Recent News
01.13.19
James Conlon
Dull Bruch from Zuk, blazing Bartók from Conlon and New World at Arsht
South Florida Classical Review
01.11.19
Sir Andrew Davis
With conductor Andrew Davis, the BSO considers the big picture
The Boston Globe
01.10.19
Louis Lortie
PIANIST LOUIS LORTIE JOINS THE ROSTER
01.10.19
Alvin Ailey American Dance Theater
ALVIN AILEY AMERICAN DANCE THEATER CELEBRATES GROUNDBREAKING FOUNDER DURING 60TH ANNIVERSARY NORTH AMERICAN TOUR FEBRUARY 1 – MAY 12, 2019
Ailey PressRoom
01.07.19
Teddy Abrams, Inon Barnatan, The Knights
WQXR Presents “19 for 19”: Artists to Watch in the Upcoming Year
WQXR
01.02.19
Ward Stare
Auld acquaintance is not forgotten at the St. Louis Symphony Orchestra's New Year's Eve concert
KDHX
01.01.19
Marin Alsop, Lawrence Foster, Miguel Harth-Bedoya, Mariss Jansons, David Robertson, Donald Runnicles, Patrick Summers, Emmanuel Villaume, Conrad Tao, Andrew von Oeyen, Inon Barnatan, Daniil Trifonov, Blake Pouliot, Isabelle Faust, Edgar Moreau, Yo-Yo Ma, Alisa Weilerstein, Colin Currie Group , Brooklyn Rider , Symphonieorchester des Bayerischen Rundfunks, Munich , Lisette Oropesa, Michelle DeYoung, Anthony Roth Costanzo, Christian Van Horn, Storm Large
Best of 2018
12.17.18
Richard Kaufman
Cleveland Orchestra, Choruses make it feel like Christmas at Severance Hall
Cleveland Plain Dealer
12.17.18
Vienna Boys Choir
Vienna Boys Choir mix it up with a cosmopolitan “Christmas in Vienna”
New York Classical Review
12.14.18
Storm Large
High-energy holidays with Storm Large at the Sun
KDHX
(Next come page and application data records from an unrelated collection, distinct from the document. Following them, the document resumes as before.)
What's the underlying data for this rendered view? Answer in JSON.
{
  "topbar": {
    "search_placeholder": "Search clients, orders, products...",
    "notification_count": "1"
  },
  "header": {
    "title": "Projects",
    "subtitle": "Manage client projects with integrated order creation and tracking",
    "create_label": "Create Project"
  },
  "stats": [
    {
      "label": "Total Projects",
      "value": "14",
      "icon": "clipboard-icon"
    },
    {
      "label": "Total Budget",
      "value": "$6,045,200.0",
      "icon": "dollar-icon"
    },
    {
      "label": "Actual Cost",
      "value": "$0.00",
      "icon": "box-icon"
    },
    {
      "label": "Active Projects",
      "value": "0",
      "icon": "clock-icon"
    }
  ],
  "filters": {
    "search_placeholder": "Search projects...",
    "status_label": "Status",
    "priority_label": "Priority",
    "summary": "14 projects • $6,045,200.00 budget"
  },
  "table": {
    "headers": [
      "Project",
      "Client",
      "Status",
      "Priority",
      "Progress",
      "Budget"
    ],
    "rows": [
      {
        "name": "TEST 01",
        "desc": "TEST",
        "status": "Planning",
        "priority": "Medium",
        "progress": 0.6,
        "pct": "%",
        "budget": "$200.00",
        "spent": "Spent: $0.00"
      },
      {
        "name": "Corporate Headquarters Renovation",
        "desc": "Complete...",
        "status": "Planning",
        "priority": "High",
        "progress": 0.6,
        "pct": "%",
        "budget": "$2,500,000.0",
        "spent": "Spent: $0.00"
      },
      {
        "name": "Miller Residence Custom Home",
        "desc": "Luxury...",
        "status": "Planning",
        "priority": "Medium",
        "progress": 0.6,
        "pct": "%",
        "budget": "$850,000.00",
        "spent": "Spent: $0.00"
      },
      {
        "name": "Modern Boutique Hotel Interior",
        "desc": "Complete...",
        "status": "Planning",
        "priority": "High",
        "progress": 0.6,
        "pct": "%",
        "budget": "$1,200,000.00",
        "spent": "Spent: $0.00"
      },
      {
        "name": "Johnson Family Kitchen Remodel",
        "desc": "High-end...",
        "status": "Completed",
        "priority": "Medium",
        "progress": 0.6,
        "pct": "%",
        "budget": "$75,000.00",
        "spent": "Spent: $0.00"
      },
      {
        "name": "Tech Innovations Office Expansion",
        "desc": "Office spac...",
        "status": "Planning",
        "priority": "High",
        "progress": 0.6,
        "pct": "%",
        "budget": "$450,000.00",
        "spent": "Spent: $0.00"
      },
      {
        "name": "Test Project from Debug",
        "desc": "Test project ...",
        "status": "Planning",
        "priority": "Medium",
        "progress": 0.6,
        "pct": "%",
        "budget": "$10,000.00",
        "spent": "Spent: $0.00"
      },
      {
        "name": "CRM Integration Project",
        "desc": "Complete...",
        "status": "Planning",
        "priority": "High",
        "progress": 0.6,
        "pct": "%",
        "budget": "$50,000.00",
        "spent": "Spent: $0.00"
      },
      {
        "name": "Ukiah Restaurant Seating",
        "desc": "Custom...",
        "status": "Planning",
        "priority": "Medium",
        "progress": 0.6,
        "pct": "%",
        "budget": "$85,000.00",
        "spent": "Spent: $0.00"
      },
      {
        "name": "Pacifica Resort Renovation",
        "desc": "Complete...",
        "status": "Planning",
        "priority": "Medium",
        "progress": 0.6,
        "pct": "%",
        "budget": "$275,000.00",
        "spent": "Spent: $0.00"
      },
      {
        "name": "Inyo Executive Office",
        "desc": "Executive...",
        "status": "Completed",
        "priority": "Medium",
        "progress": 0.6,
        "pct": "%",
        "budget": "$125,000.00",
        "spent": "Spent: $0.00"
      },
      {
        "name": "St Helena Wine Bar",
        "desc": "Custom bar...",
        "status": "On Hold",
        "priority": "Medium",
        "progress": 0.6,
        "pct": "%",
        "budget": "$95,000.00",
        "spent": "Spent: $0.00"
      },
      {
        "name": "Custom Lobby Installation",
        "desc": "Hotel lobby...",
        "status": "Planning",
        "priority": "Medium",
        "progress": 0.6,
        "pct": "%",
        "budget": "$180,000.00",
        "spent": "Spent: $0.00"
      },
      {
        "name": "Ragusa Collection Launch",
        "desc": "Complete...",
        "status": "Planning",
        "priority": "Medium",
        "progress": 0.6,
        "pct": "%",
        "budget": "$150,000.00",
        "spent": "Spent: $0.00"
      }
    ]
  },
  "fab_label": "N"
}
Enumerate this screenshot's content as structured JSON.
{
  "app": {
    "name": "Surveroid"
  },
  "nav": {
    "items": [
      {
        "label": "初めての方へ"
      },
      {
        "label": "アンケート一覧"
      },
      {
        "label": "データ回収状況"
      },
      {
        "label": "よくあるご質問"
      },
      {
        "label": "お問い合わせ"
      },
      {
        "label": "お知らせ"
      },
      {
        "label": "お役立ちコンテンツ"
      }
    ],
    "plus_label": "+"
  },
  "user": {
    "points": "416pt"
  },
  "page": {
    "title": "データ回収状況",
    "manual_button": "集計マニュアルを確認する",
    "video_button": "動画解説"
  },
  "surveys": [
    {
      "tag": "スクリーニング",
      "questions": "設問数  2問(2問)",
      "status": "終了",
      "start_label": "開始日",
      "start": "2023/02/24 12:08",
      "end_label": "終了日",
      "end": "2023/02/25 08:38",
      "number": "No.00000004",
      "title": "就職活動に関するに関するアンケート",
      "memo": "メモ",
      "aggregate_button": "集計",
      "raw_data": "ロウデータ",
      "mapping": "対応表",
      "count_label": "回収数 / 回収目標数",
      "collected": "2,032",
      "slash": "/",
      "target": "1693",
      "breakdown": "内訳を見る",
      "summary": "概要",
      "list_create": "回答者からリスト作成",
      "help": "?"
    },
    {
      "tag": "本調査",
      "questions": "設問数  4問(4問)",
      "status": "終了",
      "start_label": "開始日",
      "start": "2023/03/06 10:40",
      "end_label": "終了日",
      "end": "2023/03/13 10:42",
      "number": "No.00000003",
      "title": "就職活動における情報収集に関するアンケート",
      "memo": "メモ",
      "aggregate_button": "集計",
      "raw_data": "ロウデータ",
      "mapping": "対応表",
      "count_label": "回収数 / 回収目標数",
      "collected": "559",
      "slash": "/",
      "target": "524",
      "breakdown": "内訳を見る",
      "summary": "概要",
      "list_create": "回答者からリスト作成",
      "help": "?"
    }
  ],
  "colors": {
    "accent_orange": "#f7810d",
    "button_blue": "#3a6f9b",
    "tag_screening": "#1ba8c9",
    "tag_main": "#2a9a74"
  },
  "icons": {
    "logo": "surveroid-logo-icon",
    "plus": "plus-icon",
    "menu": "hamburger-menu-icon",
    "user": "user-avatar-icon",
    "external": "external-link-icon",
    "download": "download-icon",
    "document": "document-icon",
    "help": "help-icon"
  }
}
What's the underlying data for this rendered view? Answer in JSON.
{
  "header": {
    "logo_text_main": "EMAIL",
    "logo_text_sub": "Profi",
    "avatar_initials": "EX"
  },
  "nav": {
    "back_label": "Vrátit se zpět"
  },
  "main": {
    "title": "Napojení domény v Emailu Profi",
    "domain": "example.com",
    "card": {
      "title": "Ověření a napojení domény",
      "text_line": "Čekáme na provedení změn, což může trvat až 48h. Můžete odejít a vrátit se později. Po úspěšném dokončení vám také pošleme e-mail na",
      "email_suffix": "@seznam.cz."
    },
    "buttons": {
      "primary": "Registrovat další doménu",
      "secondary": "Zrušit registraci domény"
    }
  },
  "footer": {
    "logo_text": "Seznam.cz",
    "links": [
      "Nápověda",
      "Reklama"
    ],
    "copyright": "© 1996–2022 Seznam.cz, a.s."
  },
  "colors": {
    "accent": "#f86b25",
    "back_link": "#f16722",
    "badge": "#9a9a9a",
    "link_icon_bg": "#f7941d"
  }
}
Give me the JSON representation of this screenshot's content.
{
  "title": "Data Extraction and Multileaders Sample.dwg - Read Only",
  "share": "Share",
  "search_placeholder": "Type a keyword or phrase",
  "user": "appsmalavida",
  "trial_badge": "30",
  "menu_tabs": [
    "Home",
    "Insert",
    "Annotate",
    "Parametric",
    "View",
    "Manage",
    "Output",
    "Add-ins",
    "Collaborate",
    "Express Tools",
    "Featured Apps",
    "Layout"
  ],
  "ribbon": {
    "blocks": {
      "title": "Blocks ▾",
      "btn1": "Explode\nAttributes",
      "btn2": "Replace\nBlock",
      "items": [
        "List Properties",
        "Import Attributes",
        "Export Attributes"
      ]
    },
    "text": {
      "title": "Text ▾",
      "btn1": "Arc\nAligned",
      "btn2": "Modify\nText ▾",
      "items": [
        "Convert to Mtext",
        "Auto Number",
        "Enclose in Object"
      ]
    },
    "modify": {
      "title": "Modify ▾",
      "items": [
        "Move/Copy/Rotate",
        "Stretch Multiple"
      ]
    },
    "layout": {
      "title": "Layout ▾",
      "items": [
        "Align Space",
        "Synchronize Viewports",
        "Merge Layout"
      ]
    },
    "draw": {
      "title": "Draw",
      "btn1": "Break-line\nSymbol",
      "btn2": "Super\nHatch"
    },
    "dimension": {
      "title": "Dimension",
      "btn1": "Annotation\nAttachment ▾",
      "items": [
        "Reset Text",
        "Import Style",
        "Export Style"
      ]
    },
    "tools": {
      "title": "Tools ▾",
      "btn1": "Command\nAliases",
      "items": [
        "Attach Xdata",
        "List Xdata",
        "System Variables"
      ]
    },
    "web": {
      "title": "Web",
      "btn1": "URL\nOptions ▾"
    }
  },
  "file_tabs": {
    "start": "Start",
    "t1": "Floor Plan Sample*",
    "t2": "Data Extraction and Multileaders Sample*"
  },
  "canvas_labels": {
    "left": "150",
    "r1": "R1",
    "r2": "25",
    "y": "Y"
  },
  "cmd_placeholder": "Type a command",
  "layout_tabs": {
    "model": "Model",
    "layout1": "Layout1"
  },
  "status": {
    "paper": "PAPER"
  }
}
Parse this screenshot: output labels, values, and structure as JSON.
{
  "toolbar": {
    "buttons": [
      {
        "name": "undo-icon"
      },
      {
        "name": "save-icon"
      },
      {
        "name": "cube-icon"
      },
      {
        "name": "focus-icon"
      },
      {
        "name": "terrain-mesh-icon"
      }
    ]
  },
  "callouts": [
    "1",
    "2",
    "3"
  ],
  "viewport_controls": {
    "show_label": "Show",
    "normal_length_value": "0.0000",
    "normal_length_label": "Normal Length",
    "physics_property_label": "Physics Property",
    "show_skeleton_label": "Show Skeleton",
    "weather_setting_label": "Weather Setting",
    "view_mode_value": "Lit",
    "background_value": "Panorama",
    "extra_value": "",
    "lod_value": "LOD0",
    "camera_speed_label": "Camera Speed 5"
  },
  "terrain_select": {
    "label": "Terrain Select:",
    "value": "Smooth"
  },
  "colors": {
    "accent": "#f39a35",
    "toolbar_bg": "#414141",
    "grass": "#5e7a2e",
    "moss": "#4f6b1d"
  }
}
News archive »

Pickup ensemble shines in sextets

10.11.12
Pamela Frank
Washington Post

By Robert Battey

Pickup chamber music groups are like a box of chocolates; you never know what you’re going to get. So the tight ensemble and stylistic cohesion on display Wednesday at the Library of Congress was not a foregone conclusion.

To be sure, the artists all had top pedigrees, led by violinist Pamela Frank. She and her husband, Alexander Simionescu, took turns leading sextets by Schoenberg and Brahms. Their colleagues — violists Dimitri Murrath and Nokuthula Ngwenyama, and cellists Edward Arron and Peter Wiley — all knew what to do, whom to listen to and how to blend.

In Schoenberg’s “Verklaerte Nacht,” the group wrung every drop of anguish and ecstasy out of the music, the dynamic and expressive range extremely wide. Wiley daringly drew gruesome sounds out of his instrument in his one big solo (possibly not everyone understood that he was depicting the line “shuddering, I gave my body to the embrace of a stranger” from the poem that inspired the piece). Simionescu led the group well, though everyone was in sync naturally. The only weakness was the scrawny tone of Ngwenyama, whose solos were uncharacteristically wobbly. Arron is an outstanding player, but his face is more expressive than his actual sound; distractingly so.

In the Brahms “String Sextet No. 1, Op. 18,” Frank’s playing was the highlight; she had the most detailed musical ideas and the chops to carry them all out. Wiley’s solos were a bit sleepy-sounding but faultless, and the group solved all of the tricky balance problems in the thickly scored piece. No one ever had to force, and the pianissimos were like whispered confessions at dusk.

The program opened with Dvorak’s “Miniatures, Op. 75a,” with Frank, Simionescu and Murrath achieving miraculous intonation and blend in the final “Elegie.”